Is the PBA Unimpressed with Asaytono's Numbers?

The Philippine Basketball Association (PBA) will soon celebrate its 40th anniversary. And to honor the players that helped the league achieved that milestone, a tribute will be organized to the 40 greatest players of all time.

A few years ago, the PBA selected the 25 greatest players, which means only 15 slots are up for grabs. The selection was limited to local or Fil-foreign players and excluded imports.

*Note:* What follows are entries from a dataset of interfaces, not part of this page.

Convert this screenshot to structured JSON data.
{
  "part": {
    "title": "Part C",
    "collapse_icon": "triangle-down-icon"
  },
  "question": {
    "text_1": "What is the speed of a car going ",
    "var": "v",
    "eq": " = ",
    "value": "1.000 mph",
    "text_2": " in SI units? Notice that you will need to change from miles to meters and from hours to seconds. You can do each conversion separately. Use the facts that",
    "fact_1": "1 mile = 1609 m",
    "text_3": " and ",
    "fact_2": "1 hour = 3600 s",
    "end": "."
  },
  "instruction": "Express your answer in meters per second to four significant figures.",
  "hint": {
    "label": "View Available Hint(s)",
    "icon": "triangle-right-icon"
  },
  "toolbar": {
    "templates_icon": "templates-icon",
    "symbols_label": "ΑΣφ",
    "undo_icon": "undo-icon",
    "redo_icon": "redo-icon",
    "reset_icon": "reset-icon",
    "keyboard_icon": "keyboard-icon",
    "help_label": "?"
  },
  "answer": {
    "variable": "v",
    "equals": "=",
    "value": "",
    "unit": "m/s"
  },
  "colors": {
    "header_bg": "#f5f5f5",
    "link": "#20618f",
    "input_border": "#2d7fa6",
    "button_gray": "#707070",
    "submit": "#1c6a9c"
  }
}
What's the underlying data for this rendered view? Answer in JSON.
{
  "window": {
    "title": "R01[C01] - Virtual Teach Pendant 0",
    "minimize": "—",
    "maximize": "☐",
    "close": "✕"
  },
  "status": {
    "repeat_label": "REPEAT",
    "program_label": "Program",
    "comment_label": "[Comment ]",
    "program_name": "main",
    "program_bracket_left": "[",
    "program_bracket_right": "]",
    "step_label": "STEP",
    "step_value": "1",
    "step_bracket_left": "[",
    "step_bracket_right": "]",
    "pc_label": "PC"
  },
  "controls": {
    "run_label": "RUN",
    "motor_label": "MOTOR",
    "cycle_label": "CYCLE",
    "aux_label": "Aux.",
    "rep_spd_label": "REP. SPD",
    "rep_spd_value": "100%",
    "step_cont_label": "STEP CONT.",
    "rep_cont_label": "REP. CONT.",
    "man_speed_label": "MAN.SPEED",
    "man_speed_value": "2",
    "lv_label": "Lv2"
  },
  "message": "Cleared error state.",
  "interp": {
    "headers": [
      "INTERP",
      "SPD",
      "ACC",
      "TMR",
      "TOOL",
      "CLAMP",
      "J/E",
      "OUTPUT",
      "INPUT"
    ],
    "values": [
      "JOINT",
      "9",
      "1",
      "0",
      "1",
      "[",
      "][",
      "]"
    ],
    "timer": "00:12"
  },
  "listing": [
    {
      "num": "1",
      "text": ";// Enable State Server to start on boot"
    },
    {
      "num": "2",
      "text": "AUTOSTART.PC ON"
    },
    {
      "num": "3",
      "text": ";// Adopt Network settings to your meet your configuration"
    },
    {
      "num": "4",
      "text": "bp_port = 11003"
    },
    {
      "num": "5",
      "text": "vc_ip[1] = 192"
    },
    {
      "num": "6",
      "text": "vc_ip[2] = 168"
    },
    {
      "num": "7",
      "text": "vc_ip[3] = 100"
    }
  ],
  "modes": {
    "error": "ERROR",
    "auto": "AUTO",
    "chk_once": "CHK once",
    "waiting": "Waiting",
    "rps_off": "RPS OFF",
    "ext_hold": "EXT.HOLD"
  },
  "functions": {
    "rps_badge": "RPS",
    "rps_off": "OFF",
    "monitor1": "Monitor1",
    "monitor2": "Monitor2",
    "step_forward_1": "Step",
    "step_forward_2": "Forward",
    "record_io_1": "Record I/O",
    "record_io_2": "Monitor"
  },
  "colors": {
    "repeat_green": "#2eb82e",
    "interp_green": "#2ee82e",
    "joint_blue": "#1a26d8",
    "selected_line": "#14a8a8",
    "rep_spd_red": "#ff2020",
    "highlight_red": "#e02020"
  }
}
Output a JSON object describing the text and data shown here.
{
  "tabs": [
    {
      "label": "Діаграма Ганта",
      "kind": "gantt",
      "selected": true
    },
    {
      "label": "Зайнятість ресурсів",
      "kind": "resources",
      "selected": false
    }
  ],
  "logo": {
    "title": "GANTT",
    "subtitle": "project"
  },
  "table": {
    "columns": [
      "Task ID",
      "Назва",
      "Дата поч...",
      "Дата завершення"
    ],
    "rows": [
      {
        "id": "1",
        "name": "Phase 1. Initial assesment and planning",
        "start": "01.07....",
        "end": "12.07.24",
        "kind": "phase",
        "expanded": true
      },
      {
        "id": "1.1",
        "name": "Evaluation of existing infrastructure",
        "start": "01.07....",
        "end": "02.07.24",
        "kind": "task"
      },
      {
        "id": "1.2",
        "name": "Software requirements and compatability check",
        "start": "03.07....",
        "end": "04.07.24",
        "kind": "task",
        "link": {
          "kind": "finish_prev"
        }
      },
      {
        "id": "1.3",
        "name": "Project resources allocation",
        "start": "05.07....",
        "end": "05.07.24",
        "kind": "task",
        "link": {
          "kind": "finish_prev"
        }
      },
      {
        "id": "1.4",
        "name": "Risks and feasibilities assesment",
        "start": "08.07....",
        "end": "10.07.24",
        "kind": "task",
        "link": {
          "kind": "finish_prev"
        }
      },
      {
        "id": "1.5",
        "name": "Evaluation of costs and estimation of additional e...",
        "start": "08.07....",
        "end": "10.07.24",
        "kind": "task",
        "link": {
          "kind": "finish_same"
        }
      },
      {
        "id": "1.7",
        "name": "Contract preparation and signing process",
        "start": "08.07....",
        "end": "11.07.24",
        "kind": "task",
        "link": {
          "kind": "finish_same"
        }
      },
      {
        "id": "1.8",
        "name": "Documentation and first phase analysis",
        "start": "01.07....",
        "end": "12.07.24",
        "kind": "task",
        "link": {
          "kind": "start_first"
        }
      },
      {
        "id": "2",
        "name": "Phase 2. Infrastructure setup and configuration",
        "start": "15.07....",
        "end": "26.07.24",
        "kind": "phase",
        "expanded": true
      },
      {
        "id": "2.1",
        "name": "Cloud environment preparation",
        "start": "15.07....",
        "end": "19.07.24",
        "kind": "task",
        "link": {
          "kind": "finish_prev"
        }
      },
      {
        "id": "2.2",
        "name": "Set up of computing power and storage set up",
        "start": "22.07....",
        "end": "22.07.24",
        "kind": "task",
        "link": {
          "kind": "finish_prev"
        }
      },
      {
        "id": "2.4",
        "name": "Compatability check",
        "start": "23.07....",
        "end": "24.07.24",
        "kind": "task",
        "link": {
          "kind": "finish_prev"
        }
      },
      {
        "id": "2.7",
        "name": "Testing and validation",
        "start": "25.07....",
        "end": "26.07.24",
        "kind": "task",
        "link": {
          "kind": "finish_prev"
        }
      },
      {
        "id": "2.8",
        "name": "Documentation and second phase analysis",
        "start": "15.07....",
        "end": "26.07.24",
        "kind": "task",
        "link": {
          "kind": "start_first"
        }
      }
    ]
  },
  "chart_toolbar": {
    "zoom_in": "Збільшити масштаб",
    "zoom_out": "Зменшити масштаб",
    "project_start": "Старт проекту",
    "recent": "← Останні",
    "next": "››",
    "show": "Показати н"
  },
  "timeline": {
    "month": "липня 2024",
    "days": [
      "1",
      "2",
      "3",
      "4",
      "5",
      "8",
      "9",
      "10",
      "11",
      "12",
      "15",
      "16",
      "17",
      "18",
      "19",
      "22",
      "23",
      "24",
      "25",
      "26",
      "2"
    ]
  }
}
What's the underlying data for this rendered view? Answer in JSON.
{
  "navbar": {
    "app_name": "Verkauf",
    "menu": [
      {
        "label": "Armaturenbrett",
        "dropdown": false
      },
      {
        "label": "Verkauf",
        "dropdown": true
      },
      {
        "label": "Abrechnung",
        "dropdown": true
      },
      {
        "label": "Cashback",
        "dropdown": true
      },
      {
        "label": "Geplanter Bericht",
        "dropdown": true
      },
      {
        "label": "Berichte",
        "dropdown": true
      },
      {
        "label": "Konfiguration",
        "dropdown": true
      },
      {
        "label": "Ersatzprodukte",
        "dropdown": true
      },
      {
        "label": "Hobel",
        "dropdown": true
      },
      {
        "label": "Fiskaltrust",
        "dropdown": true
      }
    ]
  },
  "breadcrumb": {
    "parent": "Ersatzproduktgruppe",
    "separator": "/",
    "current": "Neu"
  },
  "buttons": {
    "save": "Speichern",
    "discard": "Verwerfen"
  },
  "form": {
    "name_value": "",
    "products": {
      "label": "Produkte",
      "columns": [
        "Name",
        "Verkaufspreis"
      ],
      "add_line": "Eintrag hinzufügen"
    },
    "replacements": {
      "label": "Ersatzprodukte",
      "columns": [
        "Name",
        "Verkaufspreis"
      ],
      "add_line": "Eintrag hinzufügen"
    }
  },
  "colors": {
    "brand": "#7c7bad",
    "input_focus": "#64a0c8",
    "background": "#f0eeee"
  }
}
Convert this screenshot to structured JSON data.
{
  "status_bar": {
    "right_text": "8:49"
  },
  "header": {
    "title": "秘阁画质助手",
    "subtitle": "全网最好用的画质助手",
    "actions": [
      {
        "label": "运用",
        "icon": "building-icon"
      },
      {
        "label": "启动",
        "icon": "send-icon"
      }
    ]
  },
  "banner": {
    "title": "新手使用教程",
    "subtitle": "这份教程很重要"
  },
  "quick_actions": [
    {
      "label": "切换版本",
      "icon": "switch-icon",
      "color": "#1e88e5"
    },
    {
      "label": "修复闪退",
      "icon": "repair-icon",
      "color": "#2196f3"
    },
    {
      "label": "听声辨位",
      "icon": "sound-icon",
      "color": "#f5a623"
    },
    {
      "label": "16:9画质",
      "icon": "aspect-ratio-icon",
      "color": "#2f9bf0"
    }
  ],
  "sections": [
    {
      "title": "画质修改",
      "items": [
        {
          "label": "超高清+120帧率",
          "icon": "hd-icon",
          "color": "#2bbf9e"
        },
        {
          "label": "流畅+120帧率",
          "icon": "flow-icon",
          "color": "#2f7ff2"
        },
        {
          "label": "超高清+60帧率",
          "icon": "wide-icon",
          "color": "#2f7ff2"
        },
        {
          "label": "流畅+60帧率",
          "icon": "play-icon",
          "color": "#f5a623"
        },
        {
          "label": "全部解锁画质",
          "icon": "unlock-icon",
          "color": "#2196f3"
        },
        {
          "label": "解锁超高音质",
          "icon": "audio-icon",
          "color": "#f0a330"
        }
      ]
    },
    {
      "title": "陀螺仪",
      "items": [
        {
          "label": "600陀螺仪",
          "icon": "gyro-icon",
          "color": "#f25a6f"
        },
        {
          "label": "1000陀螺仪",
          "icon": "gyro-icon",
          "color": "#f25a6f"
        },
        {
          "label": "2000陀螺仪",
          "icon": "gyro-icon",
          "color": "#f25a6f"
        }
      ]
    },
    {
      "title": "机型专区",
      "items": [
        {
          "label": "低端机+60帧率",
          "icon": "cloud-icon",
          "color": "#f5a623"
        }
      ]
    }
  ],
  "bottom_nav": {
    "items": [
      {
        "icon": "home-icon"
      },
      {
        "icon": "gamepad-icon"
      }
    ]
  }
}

The 25 previously named to the list are Johnny Abarrientos, Bogs Adornado, Ato Agustin, Francis Arnaiz, Ricardo Brown, Allan Caidic, Hector Calma, Philip Cezar, Atoy Co, Jerry Codinera, Kenneth Duremdes, Bernie Fabiosa, Ramon Fernandez, Danny Florencio, Abet Guidaben, Freddie Hubalde, Jaworski, Jojo Lastimosa, Lim Eng Beng, Samboy Lim, Ronnie Magsanoc, Vergel Meneses, Manny Paner, Benjie Paras and Alvin Patrimonio.

PBA commissioner Chito Salud disclosed that the “unveiling” will be done on April 2015 at the Resorts World Manila.

The seven-man body formed to select the remaining 15 players was headed by chairman Freddie Webb with Robert Jaworski, PBA chairman Patrick Gregorio, PBA vice chairman Robert Non, Chairman of the House Committee on Games and Amusement and Rep. Elpidio Barzaga of Cavite, PBA press corps president Barry Pascua and Quinito Henson as members.

Everything appeared uneventful and was considered moot and academic since everyone knows who really deserved the award. Hence, it was surprising that the selection process became a trending topic recently, no thanks to a very significant omission and selection blunder.

Everyone who followed the league in the 1980’s to the 90’s are very familiar with the 6-foot-3 power-forward Nelson Asaytono and in what he can do.

The former third pick in the 1989 draft spent 17 seasons in the league and joined 5 different teams. He had his best game when he was with Swift (1992-1995) and San Miguel (1997-1998).

The former University of Manila star is fifth in the PBA all-time scoring list with with 12,268 total points, behind only Ramon Fernandez, Abet Guidaben, Alvin Patrimonio and Atoy Co. He is also No. 4 all time in free throws made with 2,999, 11th in the all-time rebounding list (4,469) and ninth overall in most games played at 820.

All throughout his career, Asaytono achieved the following:
  • 3-time PBA Mythical First Team (1992, 1993, 1997)
  • 4-time PBA Mythical Second Team (1994, 1995, 1996, 1998)
  • 2-time PBA Best Player of the Conference (1997 All-Filipino Cup, 1998 All Filipino Cup)
  • 10-Time PBA All-Star (1989-1993, 1995-99)
By statistics alone, Asaytono really stood out. So, why was he snubbed by the selection committee? Do these numbers pale in comparison, for example, with those of Marc Pingris?

As an 11-year veteran, Pingris can only muster 4,191 points and 3,858 rebounds. If he can maintain his production in the next six years , which is a very big assumption, then Pingris may be able to surpass Asaytono’s total number of rebounds. However, in terms of scoring, that is highly doubtful.

We still haven’t heard any explanation on how the system of selection was made, but it will probably include some lame excuses about Asaytono’s out-of-court behaviour or something to that effect.

1 comment:

  1. Just seen this... and I still hate this. Nelson Asaytono, Bong Hawkins, Yoyoy Villamin, Abe King, Arnie Tuadles, Jeffrey Cariaso, Olsen Racela and Danny Seigle all deserve spots on that list.